When Rob was about 18 years old, he helped his mother merchandise what is now , the independent toy store that sits next to the on Medina Road.
That was October 1994. Fast forward 17 years, and now Rob is store manager and handles the day-to-day operations of the business that employs four. Pam is retired and occasionally comes to the store to have lunch with her son and see how things are going.
Pam, a North Canton resident, opened Thinker Toys to fill the void of stores that carried high-quality toys. She chose the Fairlawn location because she was excited by the prospects of the busy area and because of its accessibility to the north and south.
"It's an area people filter through," Rob Miller said.
Thinker Toys specializes in educational and specialty toys, including a wide variety of jigsaw puzzles, action figures, kids games and building toys. Its top sellers include Playmobil and Melissa & Doug.
"We sell products that last, not just in terms of quality, but ones that kids are going to continue to play with," Miller said.

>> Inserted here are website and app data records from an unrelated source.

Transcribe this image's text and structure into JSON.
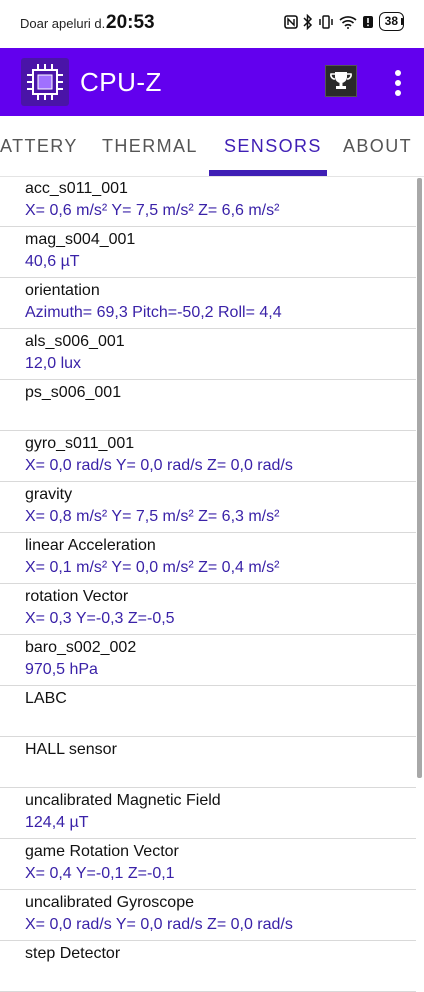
{
  "status_bar": {
    "carrier": "Doar apeluri d...",
    "time": "20:53",
    "battery": "38"
  },
  "app": {
    "title": "CPU-Z",
    "accent": "#6200ee",
    "logo_icon": "cpu-chip-icon",
    "trophy_icon": "trophy-icon",
    "menu_icon": "more-vert-icon"
  },
  "tabs": [
    {
      "label": "ATTERY"
    },
    {
      "label": "THERMAL"
    },
    {
      "label": "SENSORS",
      "active": true
    },
    {
      "label": "ABOUT"
    }
  ],
  "sensors": [
    {
      "name": "acc_s011_001",
      "value": "X= 0,6 m/s²   Y= 7,5 m/s²   Z= 6,6 m/s²"
    },
    {
      "name": "mag_s004_001",
      "value": "40,6 µT"
    },
    {
      "name": "orientation",
      "value": "Azimuth= 69,3   Pitch=-50,2   Roll= 4,4"
    },
    {
      "name": "als_s006_001",
      "value": "12,0 lux"
    },
    {
      "name": "ps_s006_001",
      "value": ""
    },
    {
      "name": "gyro_s011_001",
      "value": "X= 0,0 rad/s   Y= 0,0 rad/s   Z= 0,0 rad/s"
    },
    {
      "name": "gravity",
      "value": "X= 0,8 m/s²   Y= 7,5 m/s²   Z= 6,3 m/s²"
    },
    {
      "name": "linear Acceleration",
      "value": "X= 0,1 m/s²   Y= 0,0 m/s²   Z= 0,4 m/s²"
    },
    {
      "name": "rotation Vector",
      "value": "X= 0,3   Y=-0,3   Z=-0,5"
    },
    {
      "name": "baro_s002_002",
      "value": "970,5 hPa"
    },
    {
      "name": "LABC",
      "value": ""
    },
    {
      "name": "HALL sensor",
      "value": ""
    },
    {
      "name": "uncalibrated Magnetic Field",
      "value": "124,4 µT"
    },
    {
      "name": "game Rotation Vector",
      "value": "X= 0,4   Y=-0,1   Z=-0,1"
    },
    {
      "name": "uncalibrated Gyroscope",
      "value": "X= 0,0 rad/s   Y= 0,0 rad/s   Z= 0,0 rad/s"
    },
    {
      "name": "step Detector",
      "value": ""
    }
  ]
}
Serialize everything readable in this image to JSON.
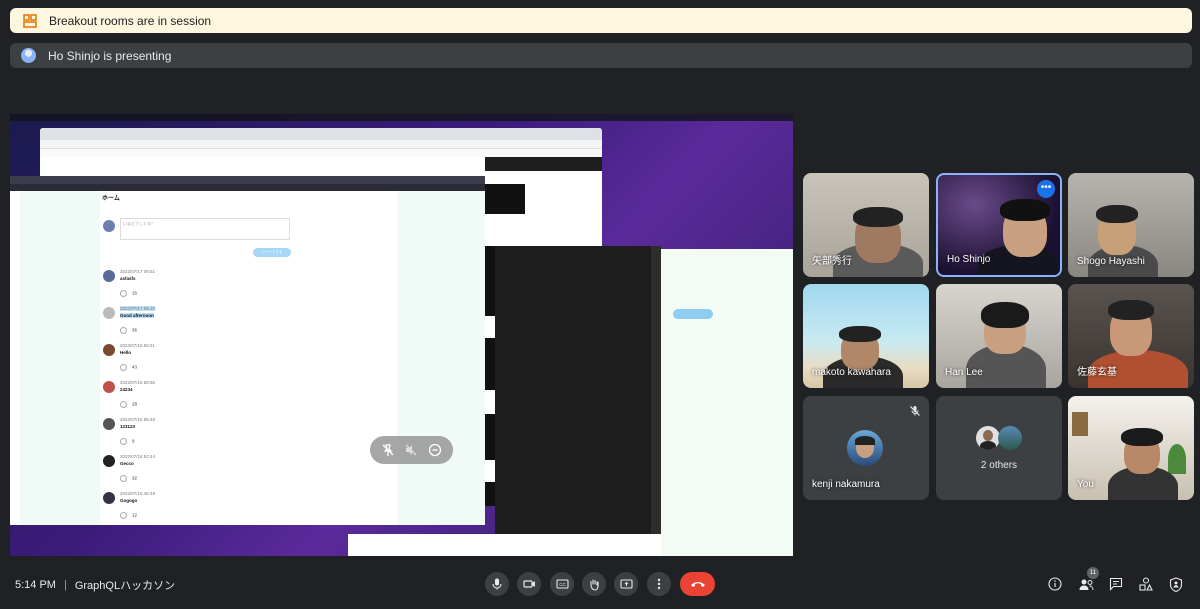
{
  "banners": {
    "breakout": "Breakout rooms are in session",
    "presenting": "Ho Shinjo is presenting"
  },
  "screen_share": {
    "page_heading": "ホーム",
    "compose_placeholder": "いまどうしてる？",
    "tweet_button": "ツイートする",
    "posts": [
      {
        "date": "2022/07/17 09:51",
        "text": "asfasfs",
        "likes": "16"
      },
      {
        "date": "2022/07/17 09:10",
        "text": "Good afternoon",
        "likes": "36"
      },
      {
        "date": "2022/07/16 56:21",
        "text": "Hello",
        "likes": "43"
      },
      {
        "date": "2022/07/16 55:55",
        "text": "24234",
        "likes": "28"
      },
      {
        "date": "2022/07/16 55:48",
        "text": "123123",
        "likes": "9"
      },
      {
        "date": "2022/07/16 52:44",
        "text": "Gecco",
        "likes": "32"
      },
      {
        "date": "2022/07/16 46:48",
        "text": "Gogogo",
        "likes": "12"
      }
    ]
  },
  "participants": [
    {
      "name": "矢部秀行"
    },
    {
      "name": "Ho Shinjo",
      "active": true
    },
    {
      "name": "Shogo Hayashi"
    },
    {
      "name": "makoto kawahara"
    },
    {
      "name": "Han Lee"
    },
    {
      "name": "佐藤玄基"
    },
    {
      "name": "kenji nakamura",
      "muted": true
    },
    {
      "name": "2 others"
    },
    {
      "name": "You"
    }
  ],
  "footer": {
    "time": "5:14 PM",
    "separator": "|",
    "meeting_title": "GraphQLハッカソン",
    "participant_count": "11"
  },
  "colors": {
    "background": "#202124",
    "hangup": "#ea4335",
    "accent": "#8ab4f8",
    "breakout_banner": "#fef7e0"
  }
}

If you are looking for dress up clothes, Thinker Toys sells them year around, not just for Halloween. If you are looking to experiement with science kits, this is the place to come. If you are looking for puppets, Thinker Toys carries the Folkmanis Puppets line.
"They are a big seller," said employee Shawna Noble. "I often sell them to match up with books. I sell them as baby shower gifts. I even have adults use them for puppet shows."
Business has suffered of late because of the turbulent economy, not because of competition. Thinker Toys holds its own despite the relative close location of Target, and .
It competes with the major retailers on purchasing power and not on the toys themselves.
"Target or Toys "R" Us will carry a few pieces of a particular line, but not as much as we do," Miller said.
In general, mass market buyers are able to pay less because they buy more product. And because of that, there have been occassions when Miller has had to stop selling a particular line of toys because a major retailer such as Target has started selling the same line. It happens when a manufacturer only makes about six pieces total.
"It erodes consumer trust in me because they look at the price and I may sell it for almost twice the price." So, he takes it off the shelves.
"If thousands of little stores like us all bought together, that would be great purchasing power," Miller said.